As the need to have private resources finance the Sustainable Development Goals (SDGs) arose, the OECD has established an international standard for measuring the volume of private finance mobilised by development finance interventions.
Data are collected following instrument-specific methodologies, covering all leveraging mechanisms used by Development Finance Institutions (DFIs) and Multilateral Development Banks (MDBs): guarantees, syndicated loans, project finance schemes, shares in collective investment vehicles, direct investment in companies, credit lines and simple co-financing. Work is on-going to capture the mobilisation effect of some technical assistance activities.
Our 2023 report on mobilised private finance presents qualitative insights on both bilateral and multilateral development co-operation providers’ portfolios, and how they use leveraging mechanisms, as well as on incentives and obstacles they encounter to scale up private finance for sustainable development and climate action.
Data on mobilised private finance
Access the OECD.Stat database that presents main aggregates on mobilised private finance, while addressing the confidentiality constraints of some providers.
Total amount of mobilised private finance has been growing and it reached USD 51 billion in 2020.
The two leveraging mechanisms that mobilised the largest volumes of private finance were direct investment (in companies and project finance special purpose vehicles) and guarantees, which together accounted for more than half of mobilisation in each year.
Africa and Asia were the main beneficiary regions of the mobilisation effect of official development finance interventions in 2012-2020, accounting for 30% and 27% of the total respectively.
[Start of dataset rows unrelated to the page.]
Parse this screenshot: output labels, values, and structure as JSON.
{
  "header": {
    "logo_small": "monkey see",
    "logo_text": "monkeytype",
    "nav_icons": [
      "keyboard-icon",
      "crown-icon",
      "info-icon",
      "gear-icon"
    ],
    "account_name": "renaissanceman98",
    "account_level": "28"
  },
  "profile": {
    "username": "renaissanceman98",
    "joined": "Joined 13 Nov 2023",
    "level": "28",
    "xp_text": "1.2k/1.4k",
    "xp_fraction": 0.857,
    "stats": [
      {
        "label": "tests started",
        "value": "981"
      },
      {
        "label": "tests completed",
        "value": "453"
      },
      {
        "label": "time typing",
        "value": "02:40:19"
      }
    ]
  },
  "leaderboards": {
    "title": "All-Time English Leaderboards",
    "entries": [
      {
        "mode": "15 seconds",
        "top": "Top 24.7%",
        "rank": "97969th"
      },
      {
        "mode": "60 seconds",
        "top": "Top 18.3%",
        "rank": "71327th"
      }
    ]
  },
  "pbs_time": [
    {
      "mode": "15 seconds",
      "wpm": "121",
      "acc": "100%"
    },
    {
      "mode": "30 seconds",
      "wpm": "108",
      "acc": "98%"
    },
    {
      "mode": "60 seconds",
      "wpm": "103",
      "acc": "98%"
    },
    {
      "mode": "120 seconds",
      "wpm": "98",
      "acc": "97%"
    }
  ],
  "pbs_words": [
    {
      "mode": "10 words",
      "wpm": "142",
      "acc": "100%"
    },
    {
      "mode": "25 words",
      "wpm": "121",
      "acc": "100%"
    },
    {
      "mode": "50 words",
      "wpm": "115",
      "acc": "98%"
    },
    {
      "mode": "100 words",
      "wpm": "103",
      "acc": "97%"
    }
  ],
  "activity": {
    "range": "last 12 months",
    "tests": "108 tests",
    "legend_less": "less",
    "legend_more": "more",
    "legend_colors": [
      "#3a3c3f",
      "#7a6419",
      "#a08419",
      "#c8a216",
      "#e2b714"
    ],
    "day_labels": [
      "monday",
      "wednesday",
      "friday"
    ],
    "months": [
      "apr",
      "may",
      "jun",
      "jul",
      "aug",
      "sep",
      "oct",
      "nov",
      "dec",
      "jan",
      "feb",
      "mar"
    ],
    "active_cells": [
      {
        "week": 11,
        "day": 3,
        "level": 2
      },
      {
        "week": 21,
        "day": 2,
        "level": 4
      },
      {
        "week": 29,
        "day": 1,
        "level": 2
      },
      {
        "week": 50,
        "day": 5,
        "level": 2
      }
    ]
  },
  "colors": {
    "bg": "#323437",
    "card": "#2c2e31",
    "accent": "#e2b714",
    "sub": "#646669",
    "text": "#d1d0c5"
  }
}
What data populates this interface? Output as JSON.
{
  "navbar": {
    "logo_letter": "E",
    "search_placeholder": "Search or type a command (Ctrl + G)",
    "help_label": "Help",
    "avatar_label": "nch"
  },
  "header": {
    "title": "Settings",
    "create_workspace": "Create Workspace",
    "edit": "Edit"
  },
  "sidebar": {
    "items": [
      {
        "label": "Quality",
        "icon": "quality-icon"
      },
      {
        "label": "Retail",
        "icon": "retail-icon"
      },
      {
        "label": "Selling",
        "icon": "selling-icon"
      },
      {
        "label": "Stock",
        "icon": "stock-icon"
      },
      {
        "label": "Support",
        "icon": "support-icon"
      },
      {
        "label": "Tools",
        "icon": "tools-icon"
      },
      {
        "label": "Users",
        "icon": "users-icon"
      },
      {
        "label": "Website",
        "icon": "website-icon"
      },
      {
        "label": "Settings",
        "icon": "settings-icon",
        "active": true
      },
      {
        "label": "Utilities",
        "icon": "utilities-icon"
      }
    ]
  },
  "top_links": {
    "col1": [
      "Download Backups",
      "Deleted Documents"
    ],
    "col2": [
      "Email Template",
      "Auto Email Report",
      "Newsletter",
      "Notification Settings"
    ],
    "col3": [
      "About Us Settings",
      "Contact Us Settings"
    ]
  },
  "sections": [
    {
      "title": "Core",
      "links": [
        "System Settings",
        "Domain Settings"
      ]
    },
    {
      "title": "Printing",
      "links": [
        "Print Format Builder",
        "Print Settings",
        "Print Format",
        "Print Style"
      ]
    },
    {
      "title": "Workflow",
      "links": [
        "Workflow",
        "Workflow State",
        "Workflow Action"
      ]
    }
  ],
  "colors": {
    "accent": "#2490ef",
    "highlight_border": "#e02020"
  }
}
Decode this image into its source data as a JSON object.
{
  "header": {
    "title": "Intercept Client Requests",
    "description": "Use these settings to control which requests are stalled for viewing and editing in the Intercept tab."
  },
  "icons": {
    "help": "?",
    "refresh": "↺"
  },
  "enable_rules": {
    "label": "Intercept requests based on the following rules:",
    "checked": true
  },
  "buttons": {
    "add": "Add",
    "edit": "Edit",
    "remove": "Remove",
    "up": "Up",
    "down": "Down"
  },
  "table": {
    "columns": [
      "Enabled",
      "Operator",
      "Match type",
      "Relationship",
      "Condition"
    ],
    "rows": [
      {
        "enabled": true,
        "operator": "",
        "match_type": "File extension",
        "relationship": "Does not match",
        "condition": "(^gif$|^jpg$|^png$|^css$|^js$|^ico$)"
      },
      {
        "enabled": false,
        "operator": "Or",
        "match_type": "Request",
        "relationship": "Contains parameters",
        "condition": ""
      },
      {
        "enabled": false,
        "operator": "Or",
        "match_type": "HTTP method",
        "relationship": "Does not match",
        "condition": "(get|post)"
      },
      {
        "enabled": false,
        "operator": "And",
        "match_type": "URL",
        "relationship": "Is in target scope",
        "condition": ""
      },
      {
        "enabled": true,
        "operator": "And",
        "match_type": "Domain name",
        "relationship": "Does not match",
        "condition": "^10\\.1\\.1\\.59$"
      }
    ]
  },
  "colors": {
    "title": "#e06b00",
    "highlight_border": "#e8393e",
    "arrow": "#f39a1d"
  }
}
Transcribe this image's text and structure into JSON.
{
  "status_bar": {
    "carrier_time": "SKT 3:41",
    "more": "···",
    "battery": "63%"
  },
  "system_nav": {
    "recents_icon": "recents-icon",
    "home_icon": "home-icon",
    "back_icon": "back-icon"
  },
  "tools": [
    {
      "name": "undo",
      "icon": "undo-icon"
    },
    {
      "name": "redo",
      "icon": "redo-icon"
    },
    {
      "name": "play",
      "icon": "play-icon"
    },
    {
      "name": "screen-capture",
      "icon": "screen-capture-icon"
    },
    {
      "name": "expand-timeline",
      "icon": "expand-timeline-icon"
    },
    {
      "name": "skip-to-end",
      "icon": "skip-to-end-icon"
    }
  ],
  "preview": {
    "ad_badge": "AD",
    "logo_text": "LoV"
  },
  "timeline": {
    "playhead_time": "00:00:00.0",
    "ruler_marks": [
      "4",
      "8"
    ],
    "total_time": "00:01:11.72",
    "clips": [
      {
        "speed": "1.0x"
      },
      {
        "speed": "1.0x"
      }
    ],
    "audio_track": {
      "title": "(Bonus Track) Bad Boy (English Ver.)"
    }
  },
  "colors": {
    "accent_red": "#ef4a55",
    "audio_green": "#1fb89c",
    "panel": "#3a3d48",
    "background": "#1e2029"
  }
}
During the nine-year period, most mobilised private finance was allocated to middle income countries, such as Türkiye, India, Ukraine and People’s Republic of China.